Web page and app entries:
^^^^^^^^

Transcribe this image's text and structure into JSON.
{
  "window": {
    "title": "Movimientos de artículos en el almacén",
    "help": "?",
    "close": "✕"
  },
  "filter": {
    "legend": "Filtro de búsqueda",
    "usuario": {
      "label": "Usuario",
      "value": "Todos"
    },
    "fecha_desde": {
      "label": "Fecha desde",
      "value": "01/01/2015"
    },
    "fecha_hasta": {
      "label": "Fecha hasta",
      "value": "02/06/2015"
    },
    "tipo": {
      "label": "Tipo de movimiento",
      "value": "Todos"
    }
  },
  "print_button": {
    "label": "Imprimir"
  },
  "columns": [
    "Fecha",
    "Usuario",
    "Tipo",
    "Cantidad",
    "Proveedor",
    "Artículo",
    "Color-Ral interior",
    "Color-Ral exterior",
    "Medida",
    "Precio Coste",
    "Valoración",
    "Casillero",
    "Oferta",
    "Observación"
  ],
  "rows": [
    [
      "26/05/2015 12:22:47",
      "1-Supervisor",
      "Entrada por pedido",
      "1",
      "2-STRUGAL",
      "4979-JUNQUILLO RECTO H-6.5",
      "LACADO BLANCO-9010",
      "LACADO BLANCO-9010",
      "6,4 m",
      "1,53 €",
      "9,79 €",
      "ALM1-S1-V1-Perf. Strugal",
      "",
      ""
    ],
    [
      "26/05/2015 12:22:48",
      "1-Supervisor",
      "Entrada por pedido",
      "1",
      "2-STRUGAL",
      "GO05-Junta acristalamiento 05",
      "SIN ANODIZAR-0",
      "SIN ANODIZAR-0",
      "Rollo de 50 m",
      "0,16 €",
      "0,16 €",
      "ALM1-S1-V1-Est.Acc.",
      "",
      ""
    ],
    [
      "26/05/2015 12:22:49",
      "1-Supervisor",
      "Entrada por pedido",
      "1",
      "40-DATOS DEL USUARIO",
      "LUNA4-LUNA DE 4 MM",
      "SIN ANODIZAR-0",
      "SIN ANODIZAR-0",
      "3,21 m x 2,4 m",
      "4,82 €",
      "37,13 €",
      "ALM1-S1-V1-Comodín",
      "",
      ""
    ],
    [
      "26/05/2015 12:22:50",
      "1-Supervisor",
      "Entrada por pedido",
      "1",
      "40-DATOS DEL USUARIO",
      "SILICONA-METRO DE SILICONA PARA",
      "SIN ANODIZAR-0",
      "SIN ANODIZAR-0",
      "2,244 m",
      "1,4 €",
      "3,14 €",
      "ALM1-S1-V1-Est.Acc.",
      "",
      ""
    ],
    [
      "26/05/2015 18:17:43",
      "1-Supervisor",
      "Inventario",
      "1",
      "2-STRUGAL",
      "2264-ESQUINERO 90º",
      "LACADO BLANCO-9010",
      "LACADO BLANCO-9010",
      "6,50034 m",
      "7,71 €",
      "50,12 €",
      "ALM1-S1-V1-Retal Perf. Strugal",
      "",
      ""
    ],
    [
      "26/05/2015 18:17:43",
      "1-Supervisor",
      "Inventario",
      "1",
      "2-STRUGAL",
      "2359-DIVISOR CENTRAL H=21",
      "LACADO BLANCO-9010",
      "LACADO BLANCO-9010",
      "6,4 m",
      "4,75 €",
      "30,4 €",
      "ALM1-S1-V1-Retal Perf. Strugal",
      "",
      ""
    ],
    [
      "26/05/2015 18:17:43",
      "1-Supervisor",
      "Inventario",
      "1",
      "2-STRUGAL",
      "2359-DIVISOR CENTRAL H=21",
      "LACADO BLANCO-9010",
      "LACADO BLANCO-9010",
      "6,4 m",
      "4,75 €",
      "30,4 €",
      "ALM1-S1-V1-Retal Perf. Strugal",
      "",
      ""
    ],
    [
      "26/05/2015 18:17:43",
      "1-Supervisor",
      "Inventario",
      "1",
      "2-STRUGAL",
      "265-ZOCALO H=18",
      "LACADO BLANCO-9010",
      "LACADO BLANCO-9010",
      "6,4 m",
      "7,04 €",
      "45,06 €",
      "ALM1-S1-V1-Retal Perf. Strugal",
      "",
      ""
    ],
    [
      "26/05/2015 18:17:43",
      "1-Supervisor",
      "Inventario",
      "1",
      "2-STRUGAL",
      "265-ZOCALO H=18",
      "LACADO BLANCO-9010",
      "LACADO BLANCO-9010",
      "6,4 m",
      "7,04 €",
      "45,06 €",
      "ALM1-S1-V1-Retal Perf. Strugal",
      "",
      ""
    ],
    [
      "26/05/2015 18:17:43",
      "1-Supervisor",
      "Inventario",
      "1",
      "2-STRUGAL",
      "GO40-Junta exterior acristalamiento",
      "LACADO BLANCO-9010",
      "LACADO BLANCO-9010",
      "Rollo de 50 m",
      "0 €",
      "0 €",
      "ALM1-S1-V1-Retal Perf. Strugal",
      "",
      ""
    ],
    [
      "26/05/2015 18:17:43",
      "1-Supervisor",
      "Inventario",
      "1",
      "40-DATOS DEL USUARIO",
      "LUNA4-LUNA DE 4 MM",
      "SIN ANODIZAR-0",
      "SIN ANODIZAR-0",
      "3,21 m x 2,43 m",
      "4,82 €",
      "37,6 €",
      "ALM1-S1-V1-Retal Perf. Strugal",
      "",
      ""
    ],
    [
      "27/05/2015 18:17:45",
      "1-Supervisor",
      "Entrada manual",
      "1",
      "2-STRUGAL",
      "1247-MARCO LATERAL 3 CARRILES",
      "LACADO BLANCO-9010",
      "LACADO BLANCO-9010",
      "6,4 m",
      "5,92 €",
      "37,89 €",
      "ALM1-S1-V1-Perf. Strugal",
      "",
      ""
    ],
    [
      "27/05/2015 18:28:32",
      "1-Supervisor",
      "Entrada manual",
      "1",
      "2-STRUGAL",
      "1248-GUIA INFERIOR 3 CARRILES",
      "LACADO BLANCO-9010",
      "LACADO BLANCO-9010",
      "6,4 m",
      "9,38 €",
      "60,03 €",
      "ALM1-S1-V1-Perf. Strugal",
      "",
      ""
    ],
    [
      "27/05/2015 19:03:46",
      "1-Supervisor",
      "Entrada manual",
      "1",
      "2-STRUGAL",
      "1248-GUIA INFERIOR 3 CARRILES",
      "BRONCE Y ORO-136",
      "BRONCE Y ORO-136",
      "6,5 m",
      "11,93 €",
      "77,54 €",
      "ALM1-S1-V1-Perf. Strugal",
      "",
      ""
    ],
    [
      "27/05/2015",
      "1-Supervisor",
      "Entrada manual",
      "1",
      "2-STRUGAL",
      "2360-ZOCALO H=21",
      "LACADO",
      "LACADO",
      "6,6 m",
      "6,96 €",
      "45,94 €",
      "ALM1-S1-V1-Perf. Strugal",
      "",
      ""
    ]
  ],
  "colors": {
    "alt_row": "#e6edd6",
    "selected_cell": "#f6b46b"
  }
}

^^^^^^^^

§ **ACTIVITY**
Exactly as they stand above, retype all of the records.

§ **WRITTEN ANSWER**
Transcribe this image's text and structure into JSON.
{
  "window": {
    "title": "Movimientos de artículos en el almacén",
    "help": "?",
    "close": "✕"
  },
  "filter": {
    "legend": "Filtro de búsqueda",
    "usuario": {
      "label": "Usuario",
      "value": "Todos"
    },
    "fecha_desde": {
      "label": "Fecha desde",
      "value": "01/01/2015"
    },
    "fecha_hasta": {
      "label": "Fecha hasta",
      "value": "02/06/2015"
    },
    "tipo": {
      "label": "Tipo de movimiento",
      "value": "Todos"
    }
  },
  "print_button": {
    "label": "Imprimir"
  },
  "columns": [
    "Fecha",
    "Usuario",
    "Tipo",
    "Cantidad",
    "Proveedor",
    "Artículo",
    "Color-Ral interior",
    "Color-Ral exterior",
    "Medida",
    "Precio Coste",
    "Valoración",
    "Casillero",
    "Oferta",
    "Observación"
  ],
  "rows": [
    [
      "26/05/2015 12:22:47",
      "1-Supervisor",
      "Entrada por pedido",
      "1",
      "2-STRUGAL",
      "4979-JUNQUILLO RECTO H-6.5",
      "LACADO BLANCO-9010",
      "LACADO BLANCO-9010",
      "6,4 m",
      "1,53 €",
      "9,79 €",
      "ALM1-S1-V1-Perf. Strugal",
      "",
      ""
    ],
    [
      "26/05/2015 12:22:48",
      "1-Supervisor",
      "Entrada por pedido",
      "1",
      "2-STRUGAL",
      "GO05-Junta acristalamiento 05",
      "SIN ANODIZAR-0",
      "SIN ANODIZAR-0",
      "Rollo de 50 m",
      "0,16 €",
      "0,16 €",
      "ALM1-S1-V1-Est.Acc.",
      "",
      ""
    ],
    [
      "26/05/2015 12:22:49",
      "1-Supervisor",
      "Entrada por pedido",
      "1",
      "40-DATOS DEL USUARIO",
      "LUNA4-LUNA DE 4 MM",
      "SIN ANODIZAR-0",
      "SIN ANODIZAR-0",
      "3,21 m x 2,4 m",
      "4,82 €",
      "37,13 €",
      "ALM1-S1-V1-Comodín",
      "",
      ""
    ],
    [
      "26/05/2015 12:22:50",
      "1-Supervisor",
      "Entrada por pedido",
      "1",
      "40-DATOS DEL USUARIO",
      "SILICONA-METRO DE SILICONA PARA",
      "SIN ANODIZAR-0",
      "SIN ANODIZAR-0",
      "2,244 m",
      "1,4 €",
      "3,14 €",
      "ALM1-S1-V1-Est.Acc.",
      "",
      ""
    ],
    [
      "26/05/2015 18:17:43",
      "1-Supervisor",
      "Inventario",
      "1",
      "2-STRUGAL",
      "2264-ESQUINERO 90º",
      "LACADO BLANCO-9010",
      "LACADO BLANCO-9010",
      "6,50034 m",
      "7,71 €",
      "50,12 €",
      "ALM1-S1-V1-Retal Perf. Strugal",
      "",
      ""
    ],
    [
      "26/05/2015 18:17:43",
      "1-Supervisor",
      "Inventario",
      "1",
      "2-STRUGAL",
      "2359-DIVISOR CENTRAL H=21",
      "LACADO BLANCO-9010",
      "LACADO BLANCO-9010",
      "6,4 m",
      "4,75 €",
      "30,4 €",
      "ALM1-S1-V1-Retal Perf. Strugal",
      "",
      ""
    ],
    [
      "26/05/2015 18:17:43",
      "1-Supervisor",
      "Inventario",
      "1",
      "2-STRUGAL",
      "2359-DIVISOR CENTRAL H=21",
      "LACADO BLANCO-9010",
      "LACADO BLANCO-9010",
      "6,4 m",
      "4,75 €",
      "30,4 €",
      "ALM1-S1-V1-Retal Perf. Strugal",
      "",
      ""
    ],
    [
      "26/05/2015 18:17:43",
      "1-Supervisor",
      "Inventario",
      "1",
      "2-STRUGAL",
      "265-ZOCALO H=18",
      "LACADO BLANCO-9010",
      "LACADO BLANCO-9010",
      "6,4 m",
      "7,04 €",
      "45,06 €",
      "ALM1-S1-V1-Retal Perf. Strugal",
      "",
      ""
    ],
    [
      "26/05/2015 18:17:43",
      "1-Supervisor",
      "Inventario",
      "1",
      "2-STRUGAL",
      "265-ZOCALO H=18",
      "LACADO BLANCO-9010",
      "LACADO BLANCO-9010",
      "6,4 m",
      "7,04 €",
      "45,06 €",
      "ALM1-S1-V1-Retal Perf. Strugal",
      "",
      ""
    ],
    [
      "26/05/2015 18:17:43",
      "1-Supervisor",
      "Inventario",
      "1",
      "2-STRUGAL",
      "GO40-Junta exterior acristalamiento",
      "LACADO BLANCO-9010",
      "LACADO BLANCO-9010",
      "Rollo de 50 m",
      "0 €",
      "0 €",
      "ALM1-S1-V1-Retal Perf. Strugal",
      "",
      ""
    ],
    [
      "26/05/2015 18:17:43",
      "1-Supervisor",
      "Inventario",
      "1",
      "40-DATOS DEL USUARIO",
      "LUNA4-LUNA DE 4 MM",
      "SIN ANODIZAR-0",
      "SIN ANODIZAR-0",
      "3,21 m x 2,43 m",
      "4,82 €",
      "37,6 €",
      "ALM1-S1-V1-Retal Perf. Strugal",
      "",
      ""
    ],
    [
      "27/05/2015 18:17:45",
      "1-Supervisor",
      "Entrada manual",
      "1",
      "2-STRUGAL",
      "1247-MARCO LATERAL 3 CARRILES",
      "LACADO BLANCO-9010",
      "LACADO BLANCO-9010",
      "6,4 m",
      "5,92 €",
      "37,89 €",
      "ALM1-S1-V1-Perf. Strugal",
      "",
      ""
    ],
    [
      "27/05/2015 18:28:32",
      "1-Supervisor",
      "Entrada manual",
      "1",
      "2-STRUGAL",
      "1248-GUIA INFERIOR 3 CARRILES",
      "LACADO BLANCO-9010",
      "LACADO BLANCO-9010",
      "6,4 m",
      "9,38 €",
      "60,03 €",
      "ALM1-S1-V1-Perf. Strugal",
      "",
      ""
    ],
    [
      "27/05/2015 19:03:46",
      "1-Supervisor",
      "Entrada manual",
      "1",
      "2-STRUGAL",
      "1248-GUIA INFERIOR 3 CARRILES",
      "BRONCE Y ORO-136",
      "BRONCE Y ORO-136",
      "6,5 m",
      "11,93 €",
      "77,54 €",
      "ALM1-S1-V1-Perf. Strugal",
      "",
      ""
    ],
    [
      "27/05/2015",
      "1-Supervisor",
      "Entrada manual",
      "1",
      "2-STRUGAL",
      "2360-ZOCALO H=21",
      "LACADO",
      "LACADO",
      "6,6 m",
      "6,96 €",
      "45,94 €",
      "ALM1-S1-V1-Perf. Strugal",
      "",
      ""
    ]
  ],
  "colors": {
    "alt_row": "#e6edd6",
    "selected_cell": "#f6b46b"
  }
}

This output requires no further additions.